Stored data
== Segment start ==

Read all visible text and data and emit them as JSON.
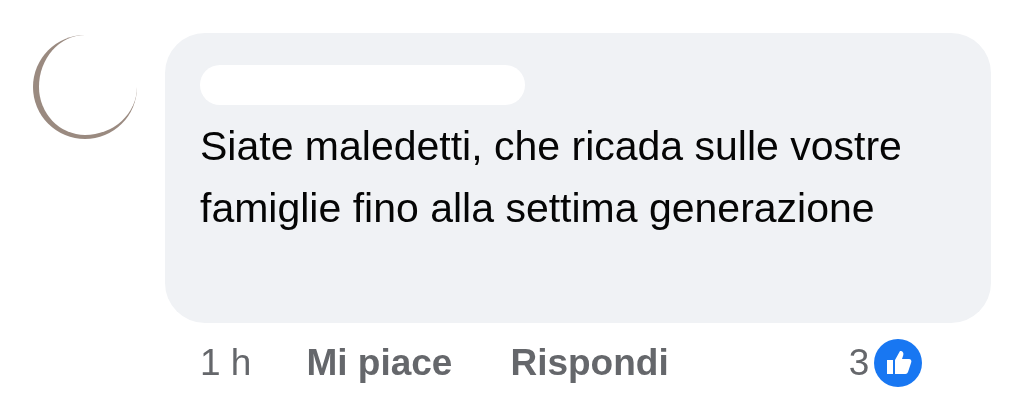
{
  "comment": {
    "author_redacted": true,
    "text": "Siate maledetti, che ricada sulle vostre famiglie fino alla settima generazione"
  },
  "actions": {
    "time": "1 h",
    "like": "Mi piace",
    "reply": "Rispondi",
    "reaction_count": "3"
  }
}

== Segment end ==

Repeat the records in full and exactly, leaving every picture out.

Read all visible text and data and emit them as JSON.
{
  "comment": {
    "author_redacted": true,
    "text": "Siate maledetti, che ricada sulle vostre famiglie fino alla settima generazione"
  },
  "actions": {
    "time": "1 h",
    "like": "Mi piace",
    "reply": "Rispondi",
    "reaction_count": "3"
  }
}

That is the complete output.